The Labor Party is so moribund as a vehicle for progressive social change that orienting towards it is barely debatable. The hardship that the refugee rights movement faces is that it is still quite small. This presents the danger that some sections of it could champion small “vanguard” actions or stunts as an alternative to building a broader movement that seeks to win public opinion over to the cause of refugee rights.
The general approach of activist groups has been to unite around the single issue of ending mandatory detention, and this is still the correct approach. Activists involved in these groups have various positions on the character of the ALP and how to relate to it; some may actually have no position at all or care nothing for parliamentary politics. Formalising a position on how the grass roots movement should relate to the ALP will do nothing but split the movement into competing factions.
The movement needs to include all who are opposed to mandatory detention, regardless of how they relate to the ALP. Decisions also need to be in the hands of the groups themselves, not imposed from Sydney on the rest of the movement. Conflicting views can be debated within the groups or parties involved, but the terms and limits of debate cannot be set by any particular body. This is simply not possible with such a diverse movement, which has no national structure to facilitate differences that arise.
Despite the length of time that the refugee movement has been in existence, it is still fledgling and not developed enough to settle these questions through protracted debates. Only the practice of struggle will determine the correct approach. The movement’s leaders can influence the positions taken during the campaign only by example and not by decree.

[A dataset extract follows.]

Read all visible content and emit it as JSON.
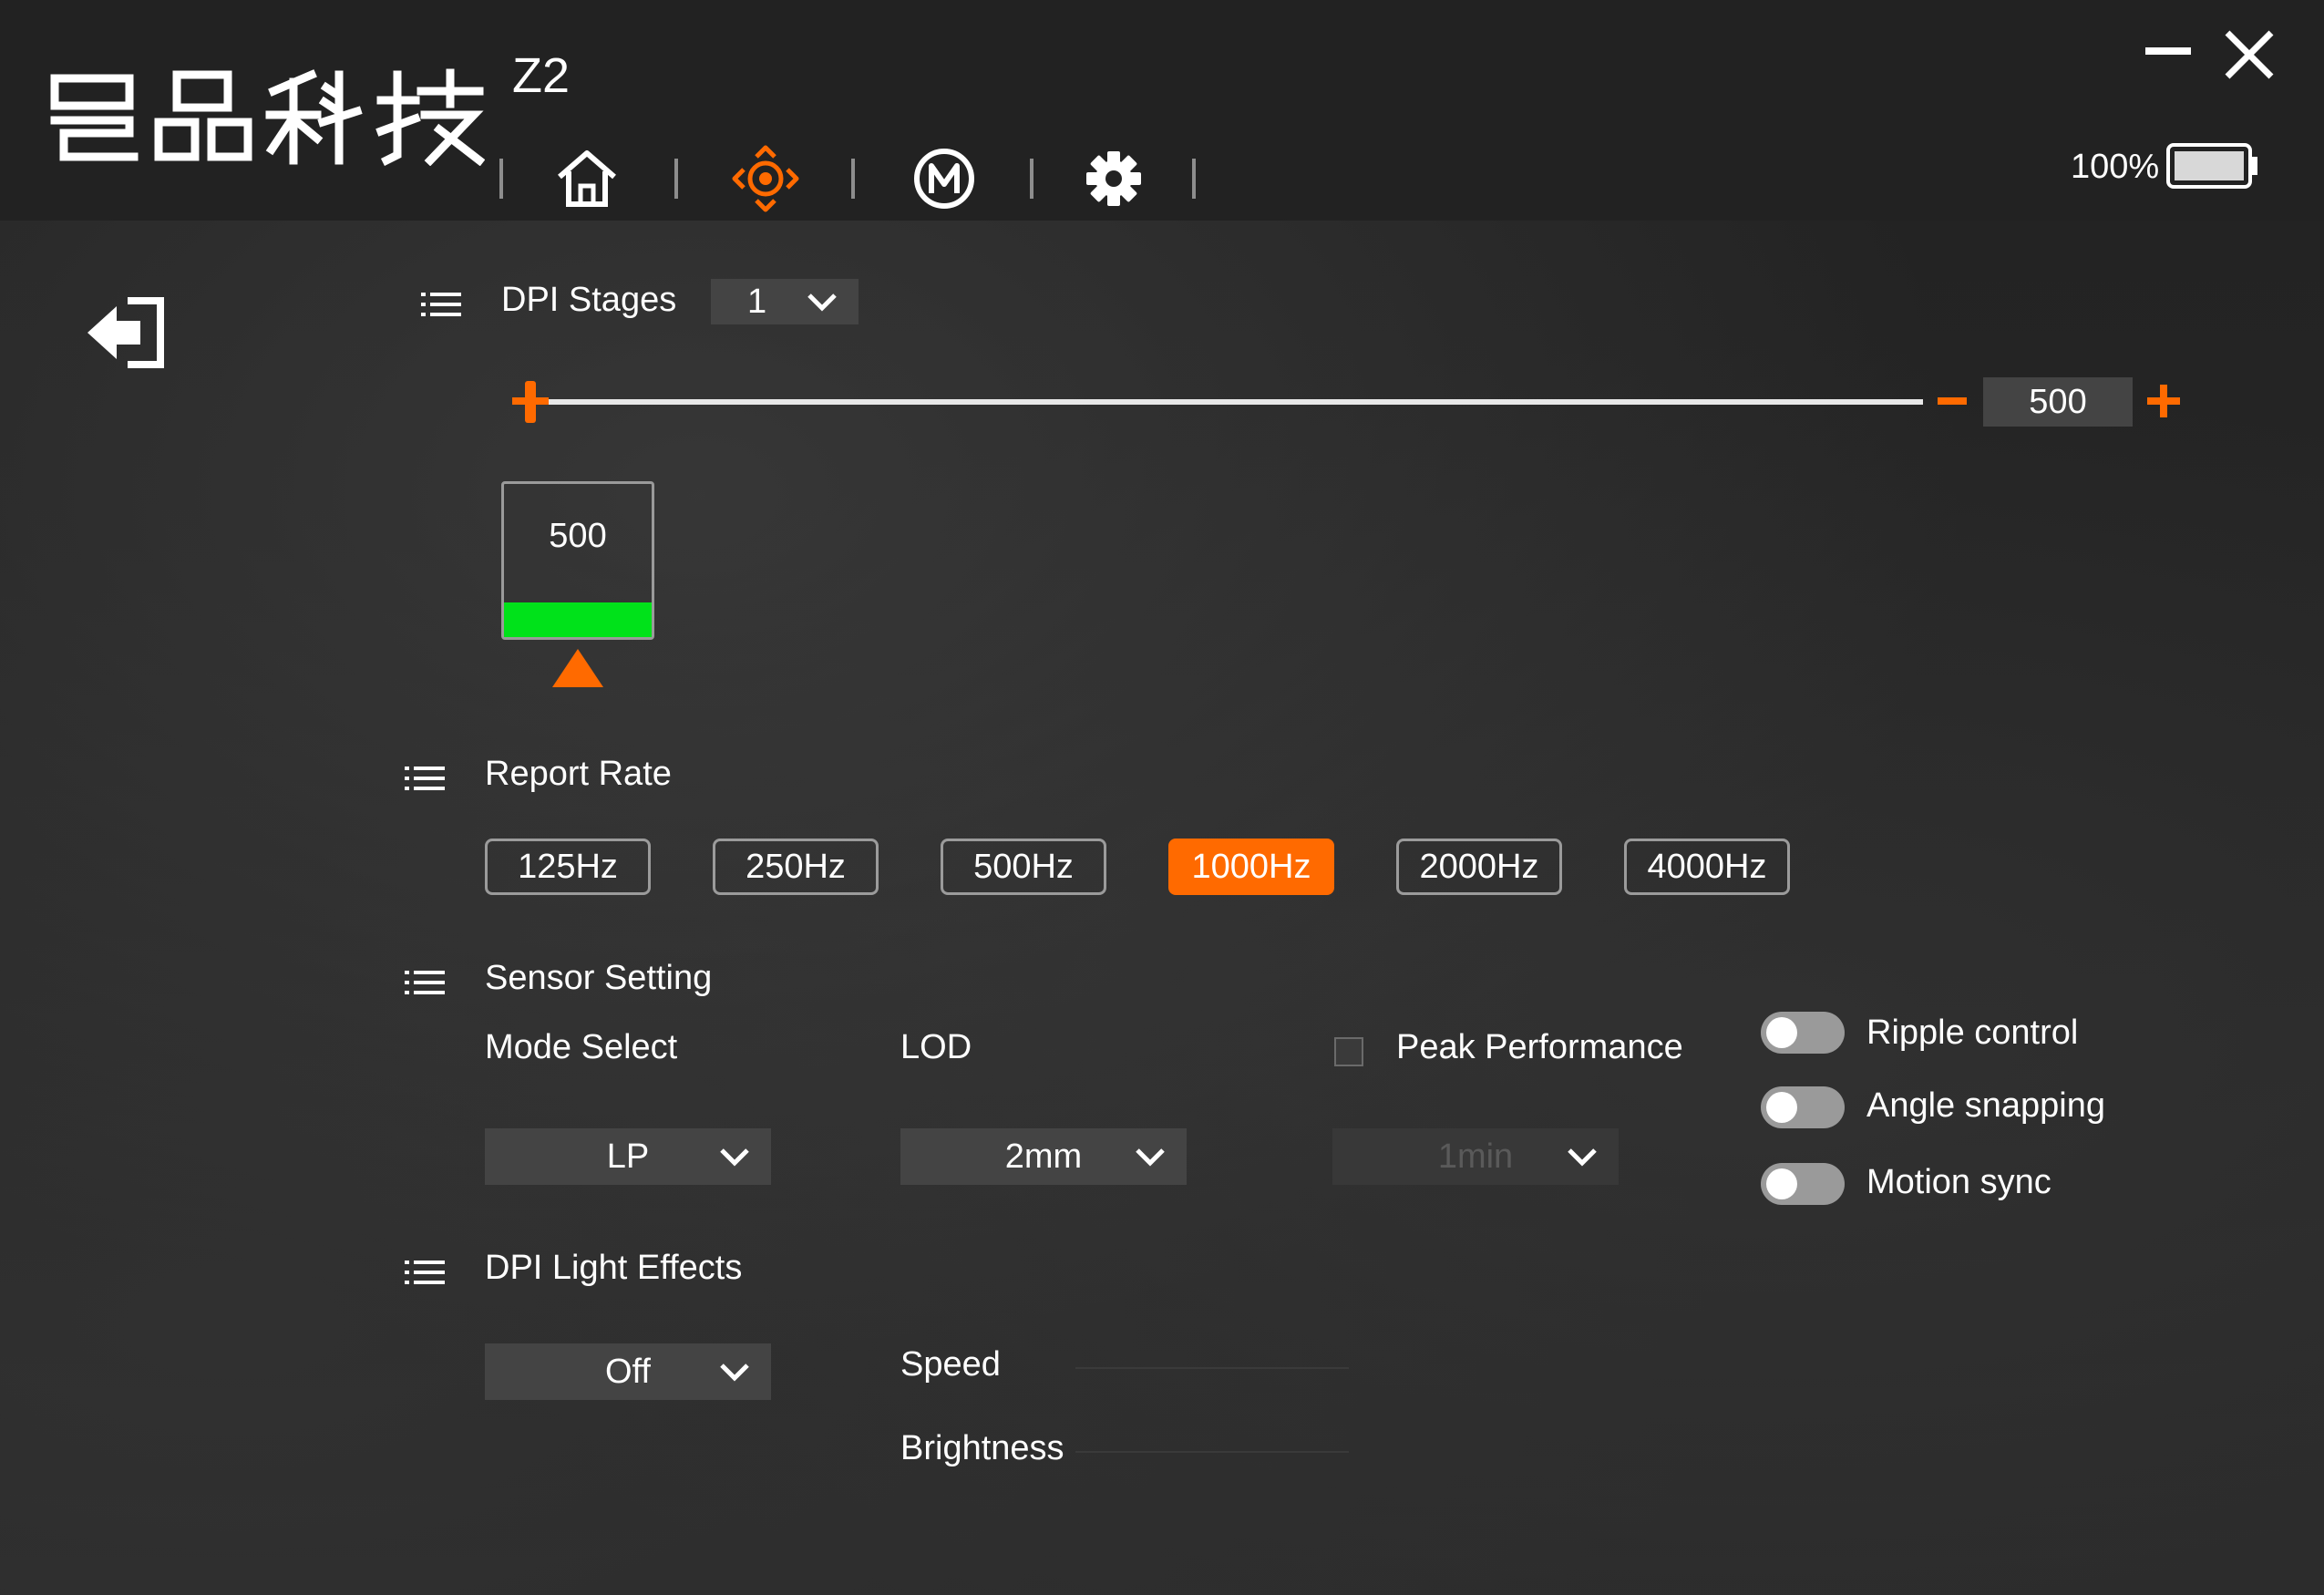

What is obvious to most participants is that the movement needs to be completely independent of the two major parties, but it is not at the stage where it can draw up its own program of action to change society and compete for power. That is why the tactics of the united front are so important.
The tactic of the united front has its historical origin in the practice of the Bolshevik party, but it is also used by many different groupings involved in campaigns for social justice today. Revolutionary socialists are a tiny minority with few connections to any mass base among the working class. The united front offers a method of working with larger numbers of non-revolutionary workers and their allies. It inherently means seeking agreements with non revolutionary political forces. It is not an end in itself, but a means to unify and mobilise as many people as possible drawing them away from the influence of pro-capitalist leaders, advancing their consciousness through experience in action. Whilst the goal is to win workers to revolutionary politics and an understanding of the correct line of march, there is no precondition on who to work with (or what they might think of the ALP) except common agreement with the basic objectives of the campaign.
[Andrew Martin is an activist with RRAN and member of the RSP.]